Work instructions - Please return every line of the records that contains the word "title".
*** Task data ***
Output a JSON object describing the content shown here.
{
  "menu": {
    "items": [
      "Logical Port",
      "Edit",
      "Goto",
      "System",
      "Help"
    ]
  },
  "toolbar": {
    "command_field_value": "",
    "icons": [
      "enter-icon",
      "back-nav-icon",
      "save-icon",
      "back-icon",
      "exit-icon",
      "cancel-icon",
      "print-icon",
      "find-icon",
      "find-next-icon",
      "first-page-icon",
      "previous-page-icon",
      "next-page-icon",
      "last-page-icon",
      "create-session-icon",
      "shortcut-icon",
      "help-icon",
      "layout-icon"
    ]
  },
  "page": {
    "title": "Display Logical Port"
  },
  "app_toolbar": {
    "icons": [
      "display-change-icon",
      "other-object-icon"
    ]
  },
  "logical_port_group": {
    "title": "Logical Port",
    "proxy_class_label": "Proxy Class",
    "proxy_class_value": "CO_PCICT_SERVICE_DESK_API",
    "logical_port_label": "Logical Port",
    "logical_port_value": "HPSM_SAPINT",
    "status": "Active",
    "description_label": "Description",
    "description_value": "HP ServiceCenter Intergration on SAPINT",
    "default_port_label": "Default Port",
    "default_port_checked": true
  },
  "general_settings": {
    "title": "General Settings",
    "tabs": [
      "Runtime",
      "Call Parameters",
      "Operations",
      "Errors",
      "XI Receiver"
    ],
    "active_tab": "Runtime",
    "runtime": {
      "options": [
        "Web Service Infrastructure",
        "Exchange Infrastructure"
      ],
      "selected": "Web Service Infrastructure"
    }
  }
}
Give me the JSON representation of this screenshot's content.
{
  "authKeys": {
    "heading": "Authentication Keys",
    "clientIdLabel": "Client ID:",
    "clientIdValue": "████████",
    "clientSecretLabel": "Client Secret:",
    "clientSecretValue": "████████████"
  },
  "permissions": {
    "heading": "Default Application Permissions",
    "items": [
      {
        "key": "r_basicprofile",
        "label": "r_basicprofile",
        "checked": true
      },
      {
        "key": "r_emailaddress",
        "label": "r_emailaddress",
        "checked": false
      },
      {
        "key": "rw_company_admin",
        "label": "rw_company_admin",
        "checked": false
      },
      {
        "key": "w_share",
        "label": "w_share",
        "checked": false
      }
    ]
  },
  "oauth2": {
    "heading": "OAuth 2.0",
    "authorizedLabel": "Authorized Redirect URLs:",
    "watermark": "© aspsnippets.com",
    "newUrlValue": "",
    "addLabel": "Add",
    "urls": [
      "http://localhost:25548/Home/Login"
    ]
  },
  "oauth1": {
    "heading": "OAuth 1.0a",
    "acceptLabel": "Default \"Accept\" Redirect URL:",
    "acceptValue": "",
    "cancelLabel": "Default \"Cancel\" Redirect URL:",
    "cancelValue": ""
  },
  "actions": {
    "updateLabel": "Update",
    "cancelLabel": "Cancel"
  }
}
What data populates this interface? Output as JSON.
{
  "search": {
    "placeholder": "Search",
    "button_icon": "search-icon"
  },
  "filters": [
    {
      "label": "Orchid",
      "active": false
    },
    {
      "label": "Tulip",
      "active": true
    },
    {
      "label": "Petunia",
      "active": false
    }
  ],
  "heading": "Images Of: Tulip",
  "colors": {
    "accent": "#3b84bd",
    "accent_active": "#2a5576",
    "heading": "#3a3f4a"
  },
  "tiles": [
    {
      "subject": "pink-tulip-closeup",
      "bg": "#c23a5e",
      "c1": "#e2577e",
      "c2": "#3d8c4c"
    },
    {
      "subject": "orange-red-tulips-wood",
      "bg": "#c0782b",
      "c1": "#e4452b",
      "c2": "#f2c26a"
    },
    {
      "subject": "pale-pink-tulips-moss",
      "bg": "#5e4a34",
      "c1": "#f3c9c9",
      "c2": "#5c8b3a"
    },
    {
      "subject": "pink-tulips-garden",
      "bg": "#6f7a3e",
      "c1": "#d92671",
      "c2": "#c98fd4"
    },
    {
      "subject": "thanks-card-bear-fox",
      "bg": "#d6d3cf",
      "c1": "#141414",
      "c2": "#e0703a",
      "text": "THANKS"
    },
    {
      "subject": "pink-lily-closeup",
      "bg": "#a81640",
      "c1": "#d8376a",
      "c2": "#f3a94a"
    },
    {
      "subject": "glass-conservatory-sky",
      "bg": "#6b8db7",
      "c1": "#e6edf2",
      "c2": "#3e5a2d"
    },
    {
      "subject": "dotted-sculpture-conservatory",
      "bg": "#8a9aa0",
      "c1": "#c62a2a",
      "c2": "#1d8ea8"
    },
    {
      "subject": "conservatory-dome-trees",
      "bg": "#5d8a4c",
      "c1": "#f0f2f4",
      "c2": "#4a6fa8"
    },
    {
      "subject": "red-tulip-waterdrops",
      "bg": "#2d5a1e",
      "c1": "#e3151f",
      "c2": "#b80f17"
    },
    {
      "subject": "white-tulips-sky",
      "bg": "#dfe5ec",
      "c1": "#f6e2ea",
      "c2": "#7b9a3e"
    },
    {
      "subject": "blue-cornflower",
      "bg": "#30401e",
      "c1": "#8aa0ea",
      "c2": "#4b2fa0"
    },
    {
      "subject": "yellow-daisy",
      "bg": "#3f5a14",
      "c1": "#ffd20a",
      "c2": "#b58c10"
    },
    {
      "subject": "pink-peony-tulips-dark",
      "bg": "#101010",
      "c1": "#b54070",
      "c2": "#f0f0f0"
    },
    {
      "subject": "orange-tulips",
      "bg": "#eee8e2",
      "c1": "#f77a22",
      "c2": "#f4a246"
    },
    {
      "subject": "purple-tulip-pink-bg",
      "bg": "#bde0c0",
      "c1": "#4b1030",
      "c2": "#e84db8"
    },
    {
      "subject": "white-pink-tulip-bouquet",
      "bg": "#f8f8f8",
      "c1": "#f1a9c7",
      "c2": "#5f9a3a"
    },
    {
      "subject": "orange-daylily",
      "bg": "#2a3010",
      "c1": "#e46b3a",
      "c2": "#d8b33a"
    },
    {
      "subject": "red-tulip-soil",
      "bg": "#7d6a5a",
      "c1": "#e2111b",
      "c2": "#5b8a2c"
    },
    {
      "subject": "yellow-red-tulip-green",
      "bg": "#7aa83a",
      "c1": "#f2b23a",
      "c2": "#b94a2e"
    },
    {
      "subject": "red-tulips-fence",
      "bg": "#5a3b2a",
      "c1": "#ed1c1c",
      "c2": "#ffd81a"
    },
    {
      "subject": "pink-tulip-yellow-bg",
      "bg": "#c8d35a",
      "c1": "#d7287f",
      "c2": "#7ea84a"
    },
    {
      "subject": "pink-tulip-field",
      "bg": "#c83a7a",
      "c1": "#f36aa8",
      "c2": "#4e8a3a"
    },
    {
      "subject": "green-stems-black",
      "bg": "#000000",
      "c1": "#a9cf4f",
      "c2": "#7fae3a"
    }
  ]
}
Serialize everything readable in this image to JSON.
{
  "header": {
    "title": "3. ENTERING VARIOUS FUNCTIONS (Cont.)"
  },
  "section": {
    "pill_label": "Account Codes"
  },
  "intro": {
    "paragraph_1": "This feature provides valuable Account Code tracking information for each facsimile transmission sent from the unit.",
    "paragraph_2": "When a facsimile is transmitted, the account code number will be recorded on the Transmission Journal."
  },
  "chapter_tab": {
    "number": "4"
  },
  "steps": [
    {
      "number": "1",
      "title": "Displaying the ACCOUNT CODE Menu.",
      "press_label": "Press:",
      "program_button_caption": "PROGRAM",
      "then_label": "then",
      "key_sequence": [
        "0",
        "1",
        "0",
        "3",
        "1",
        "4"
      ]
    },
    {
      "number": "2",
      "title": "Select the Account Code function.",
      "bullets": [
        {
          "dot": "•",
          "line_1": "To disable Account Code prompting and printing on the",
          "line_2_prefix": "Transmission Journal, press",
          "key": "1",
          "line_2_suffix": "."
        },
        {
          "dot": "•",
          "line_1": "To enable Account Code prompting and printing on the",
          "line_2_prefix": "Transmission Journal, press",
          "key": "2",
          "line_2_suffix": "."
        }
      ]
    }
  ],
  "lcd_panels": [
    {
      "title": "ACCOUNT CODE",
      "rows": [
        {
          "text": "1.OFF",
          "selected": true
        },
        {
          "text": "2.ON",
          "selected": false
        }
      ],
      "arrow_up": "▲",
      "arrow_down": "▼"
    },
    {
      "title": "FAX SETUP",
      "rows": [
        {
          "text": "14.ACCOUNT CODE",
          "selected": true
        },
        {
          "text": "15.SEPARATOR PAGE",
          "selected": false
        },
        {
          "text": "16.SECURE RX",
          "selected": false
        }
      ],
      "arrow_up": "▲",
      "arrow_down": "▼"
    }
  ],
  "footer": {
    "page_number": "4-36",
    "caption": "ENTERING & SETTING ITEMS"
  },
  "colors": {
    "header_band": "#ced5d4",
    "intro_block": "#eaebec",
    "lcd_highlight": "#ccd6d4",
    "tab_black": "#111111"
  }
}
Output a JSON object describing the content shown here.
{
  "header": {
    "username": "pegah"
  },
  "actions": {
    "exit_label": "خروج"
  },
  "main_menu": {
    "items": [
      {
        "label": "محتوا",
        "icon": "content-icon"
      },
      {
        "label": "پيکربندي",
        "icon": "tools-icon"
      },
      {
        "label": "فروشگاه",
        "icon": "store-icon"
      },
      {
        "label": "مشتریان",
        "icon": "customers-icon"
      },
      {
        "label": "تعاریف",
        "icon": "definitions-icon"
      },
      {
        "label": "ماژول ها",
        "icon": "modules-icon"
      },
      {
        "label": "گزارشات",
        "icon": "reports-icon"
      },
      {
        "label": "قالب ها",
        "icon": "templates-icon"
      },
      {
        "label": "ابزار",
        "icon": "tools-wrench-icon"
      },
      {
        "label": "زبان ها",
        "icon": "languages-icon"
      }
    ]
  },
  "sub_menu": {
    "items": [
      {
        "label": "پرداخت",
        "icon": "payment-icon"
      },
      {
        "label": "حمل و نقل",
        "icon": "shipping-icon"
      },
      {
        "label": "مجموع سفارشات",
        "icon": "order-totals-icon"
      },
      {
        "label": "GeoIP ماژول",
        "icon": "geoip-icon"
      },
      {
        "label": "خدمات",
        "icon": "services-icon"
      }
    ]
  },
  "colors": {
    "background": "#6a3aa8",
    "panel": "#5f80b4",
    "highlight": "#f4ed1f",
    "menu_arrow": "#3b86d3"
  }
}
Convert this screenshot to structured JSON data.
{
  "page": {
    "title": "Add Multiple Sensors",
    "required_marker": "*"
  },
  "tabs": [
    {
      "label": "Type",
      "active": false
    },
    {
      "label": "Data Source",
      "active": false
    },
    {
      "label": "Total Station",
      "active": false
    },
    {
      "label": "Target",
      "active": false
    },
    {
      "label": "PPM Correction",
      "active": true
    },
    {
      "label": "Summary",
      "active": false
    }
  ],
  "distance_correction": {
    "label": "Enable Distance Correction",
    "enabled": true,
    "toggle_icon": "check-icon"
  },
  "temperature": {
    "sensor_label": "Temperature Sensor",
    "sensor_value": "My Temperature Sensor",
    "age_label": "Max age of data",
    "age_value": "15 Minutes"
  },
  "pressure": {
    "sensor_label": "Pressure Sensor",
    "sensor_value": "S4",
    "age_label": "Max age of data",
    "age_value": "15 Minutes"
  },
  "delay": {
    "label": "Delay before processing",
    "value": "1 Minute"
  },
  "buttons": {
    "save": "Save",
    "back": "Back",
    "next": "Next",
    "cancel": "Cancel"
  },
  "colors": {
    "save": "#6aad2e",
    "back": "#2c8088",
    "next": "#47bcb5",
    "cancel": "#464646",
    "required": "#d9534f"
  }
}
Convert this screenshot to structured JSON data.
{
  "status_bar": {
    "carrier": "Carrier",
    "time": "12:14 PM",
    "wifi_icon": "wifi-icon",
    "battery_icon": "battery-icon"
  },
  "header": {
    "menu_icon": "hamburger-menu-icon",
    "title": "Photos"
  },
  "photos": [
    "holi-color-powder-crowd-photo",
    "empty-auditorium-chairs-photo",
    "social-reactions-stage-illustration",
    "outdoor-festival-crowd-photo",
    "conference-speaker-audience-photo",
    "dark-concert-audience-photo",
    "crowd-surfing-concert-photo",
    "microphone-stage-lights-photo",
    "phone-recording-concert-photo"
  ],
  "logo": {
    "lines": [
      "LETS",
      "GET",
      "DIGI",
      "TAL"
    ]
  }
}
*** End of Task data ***
Result of the task -
    "title": "Display Logical Port"
    "title": "Logical Port",
    "title": "General Settings",
    "title": "3. ENTERING VARIOUS FUNCTIONS (Cont.)"
      "title": "Displaying the ACCOUNT CODE Menu.",
      "title": "Select the Account Code function.",
      "title": "ACCOUNT CODE",
      "title": "FAX SETUP",
    "title": "Add Multiple Sensors",
    "title": "Photos"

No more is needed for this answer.